Source records:
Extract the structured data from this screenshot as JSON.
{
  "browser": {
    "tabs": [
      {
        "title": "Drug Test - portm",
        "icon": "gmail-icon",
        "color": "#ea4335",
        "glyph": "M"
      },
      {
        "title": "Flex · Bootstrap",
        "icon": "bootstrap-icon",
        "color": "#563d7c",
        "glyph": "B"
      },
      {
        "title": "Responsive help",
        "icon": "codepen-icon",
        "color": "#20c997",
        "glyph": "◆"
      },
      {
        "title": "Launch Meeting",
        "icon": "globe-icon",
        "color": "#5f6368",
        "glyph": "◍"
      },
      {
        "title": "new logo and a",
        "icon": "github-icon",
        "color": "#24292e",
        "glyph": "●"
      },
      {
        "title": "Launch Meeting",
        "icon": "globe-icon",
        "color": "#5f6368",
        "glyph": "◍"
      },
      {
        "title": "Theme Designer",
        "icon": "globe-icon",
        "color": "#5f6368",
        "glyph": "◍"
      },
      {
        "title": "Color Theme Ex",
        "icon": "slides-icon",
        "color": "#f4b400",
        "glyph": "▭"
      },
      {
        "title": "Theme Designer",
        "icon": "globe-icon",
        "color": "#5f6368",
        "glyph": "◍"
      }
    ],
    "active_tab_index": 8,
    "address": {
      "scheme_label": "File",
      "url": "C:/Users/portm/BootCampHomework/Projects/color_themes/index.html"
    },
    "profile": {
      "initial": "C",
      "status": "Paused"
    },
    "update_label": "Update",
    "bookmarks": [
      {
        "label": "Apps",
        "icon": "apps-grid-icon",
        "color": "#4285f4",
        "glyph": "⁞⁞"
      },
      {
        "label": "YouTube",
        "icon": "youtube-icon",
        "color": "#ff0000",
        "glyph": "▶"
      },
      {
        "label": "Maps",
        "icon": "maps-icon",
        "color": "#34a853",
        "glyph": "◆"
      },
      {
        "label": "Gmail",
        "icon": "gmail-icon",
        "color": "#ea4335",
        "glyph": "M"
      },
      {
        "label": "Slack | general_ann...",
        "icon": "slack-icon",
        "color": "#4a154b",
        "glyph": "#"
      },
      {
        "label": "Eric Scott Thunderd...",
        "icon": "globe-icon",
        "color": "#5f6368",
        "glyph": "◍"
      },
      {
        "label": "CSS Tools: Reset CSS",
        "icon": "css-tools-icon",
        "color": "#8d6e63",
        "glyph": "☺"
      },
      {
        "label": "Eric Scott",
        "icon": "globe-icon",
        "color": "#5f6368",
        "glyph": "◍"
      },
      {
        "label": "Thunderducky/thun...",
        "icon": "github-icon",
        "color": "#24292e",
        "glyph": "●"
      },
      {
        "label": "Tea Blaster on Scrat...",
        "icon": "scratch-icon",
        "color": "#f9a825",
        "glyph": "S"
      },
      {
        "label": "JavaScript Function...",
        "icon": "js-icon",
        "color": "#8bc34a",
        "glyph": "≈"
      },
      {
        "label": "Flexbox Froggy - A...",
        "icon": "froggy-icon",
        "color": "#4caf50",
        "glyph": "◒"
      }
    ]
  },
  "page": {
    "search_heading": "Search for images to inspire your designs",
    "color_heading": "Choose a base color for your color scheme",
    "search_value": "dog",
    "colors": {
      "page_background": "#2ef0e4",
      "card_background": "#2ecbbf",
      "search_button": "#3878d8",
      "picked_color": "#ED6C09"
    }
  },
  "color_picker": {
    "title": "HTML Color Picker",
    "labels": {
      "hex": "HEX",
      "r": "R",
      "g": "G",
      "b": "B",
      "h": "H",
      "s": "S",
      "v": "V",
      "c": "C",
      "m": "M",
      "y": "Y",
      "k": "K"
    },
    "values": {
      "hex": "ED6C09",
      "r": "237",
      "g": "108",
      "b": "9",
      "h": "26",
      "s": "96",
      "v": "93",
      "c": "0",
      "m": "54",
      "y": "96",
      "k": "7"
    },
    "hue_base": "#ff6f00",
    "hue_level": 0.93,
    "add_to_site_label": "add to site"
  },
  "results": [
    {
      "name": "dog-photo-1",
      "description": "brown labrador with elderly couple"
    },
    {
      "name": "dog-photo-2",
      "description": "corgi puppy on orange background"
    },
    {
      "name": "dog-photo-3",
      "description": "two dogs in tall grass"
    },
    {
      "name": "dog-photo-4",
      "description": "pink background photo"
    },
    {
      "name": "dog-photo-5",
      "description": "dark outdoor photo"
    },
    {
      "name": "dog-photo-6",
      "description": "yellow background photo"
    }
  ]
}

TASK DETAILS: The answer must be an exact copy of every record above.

SOLUTION FOR THIS PROBLEM:
Extract the structured data from this screenshot as JSON.
{
  "browser": {
    "tabs": [
      {
        "title": "Drug Test - portm",
        "icon": "gmail-icon",
        "color": "#ea4335",
        "glyph": "M"
      },
      {
        "title": "Flex · Bootstrap",
        "icon": "bootstrap-icon",
        "color": "#563d7c",
        "glyph": "B"
      },
      {
        "title": "Responsive help",
        "icon": "codepen-icon",
        "color": "#20c997",
        "glyph": "◆"
      },
      {
        "title": "Launch Meeting",
        "icon": "globe-icon",
        "color": "#5f6368",
        "glyph": "◍"
      },
      {
        "title": "new logo and a",
        "icon": "github-icon",
        "color": "#24292e",
        "glyph": "●"
      },
      {
        "title": "Launch Meeting",
        "icon": "globe-icon",
        "color": "#5f6368",
        "glyph": "◍"
      },
      {
        "title": "Theme Designer",
        "icon": "globe-icon",
        "color": "#5f6368",
        "glyph": "◍"
      },
      {
        "title": "Color Theme Ex",
        "icon": "slides-icon",
        "color": "#f4b400",
        "glyph": "▭"
      },
      {
        "title": "Theme Designer",
        "icon": "globe-icon",
        "color": "#5f6368",
        "glyph": "◍"
      }
    ],
    "active_tab_index": 8,
    "address": {
      "scheme_label": "File",
      "url": "C:/Users/portm/BootCampHomework/Projects/color_themes/index.html"
    },
    "profile": {
      "initial": "C",
      "status": "Paused"
    },
    "update_label": "Update",
    "bookmarks": [
      {
        "label": "Apps",
        "icon": "apps-grid-icon",
        "color": "#4285f4",
        "glyph": "⁞⁞"
      },
      {
        "label": "YouTube",
        "icon": "youtube-icon",
        "color": "#ff0000",
        "glyph": "▶"
      },
      {
        "label": "Maps",
        "icon": "maps-icon",
        "color": "#34a853",
        "glyph": "◆"
      },
      {
        "label": "Gmail",
        "icon": "gmail-icon",
        "color": "#ea4335",
        "glyph": "M"
      },
      {
        "label": "Slack | general_ann...",
        "icon": "slack-icon",
        "color": "#4a154b",
        "glyph": "#"
      },
      {
        "label": "Eric Scott Thunderd...",
        "icon": "globe-icon",
        "color": "#5f6368",
        "glyph": "◍"
      },
      {
        "label": "CSS Tools: Reset CSS",
        "icon": "css-tools-icon",
        "color": "#8d6e63",
        "glyph": "☺"
      },
      {
        "label": "Eric Scott",
        "icon": "globe-icon",
        "color": "#5f6368",
        "glyph": "◍"
      },
      {
        "label": "Thunderducky/thun...",
        "icon": "github-icon",
        "color": "#24292e",
        "glyph": "●"
      },
      {
        "label": "Tea Blaster on Scrat...",
        "icon": "scratch-icon",
        "color": "#f9a825",
        "glyph": "S"
      },
      {
        "label": "JavaScript Function...",
        "icon": "js-icon",
        "color": "#8bc34a",
        "glyph": "≈"
      },
      {
        "label": "Flexbox Froggy - A...",
        "icon": "froggy-icon",
        "color": "#4caf50",
        "glyph": "◒"
      }
    ]
  },
  "page": {
    "search_heading": "Search for images to inspire your designs",
    "color_heading": "Choose a base color for your color scheme",
    "search_value": "dog",
    "colors": {
      "page_background": "#2ef0e4",
      "card_background": "#2ecbbf",
      "search_button": "#3878d8",
      "picked_color": "#ED6C09"
    }
  },
  "color_picker": {
    "title": "HTML Color Picker",
    "labels": {
      "hex": "HEX",
      "r": "R",
      "g": "G",
      "b": "B",
      "h": "H",
      "s": "S",
      "v": "V",
      "c": "C",
      "m": "M",
      "y": "Y",
      "k": "K"
    },
    "values": {
      "hex": "ED6C09",
      "r": "237",
      "g": "108",
      "b": "9",
      "h": "26",
      "s": "96",
      "v": "93",
      "c": "0",
      "m": "54",
      "y": "96",
      "k": "7"
    },
    "hue_base": "#ff6f00",
    "hue_level": 0.93,
    "add_to_site_label": "add to site"
  },
  "results": [
    {
      "name": "dog-photo-1",
      "description": "brown labrador with elderly couple"
    },
    {
      "name": "dog-photo-2",
      "description": "corgi puppy on orange background"
    },
    {
      "name": "dog-photo-3",
      "description": "two dogs in tall grass"
    },
    {
      "name": "dog-photo-4",
      "description": "pink background photo"
    },
    {
      "name": "dog-photo-5",
      "description": "dark outdoor photo"
    },
    {
      "name": "dog-photo-6",
      "description": "yellow background photo"
    }
  ]
}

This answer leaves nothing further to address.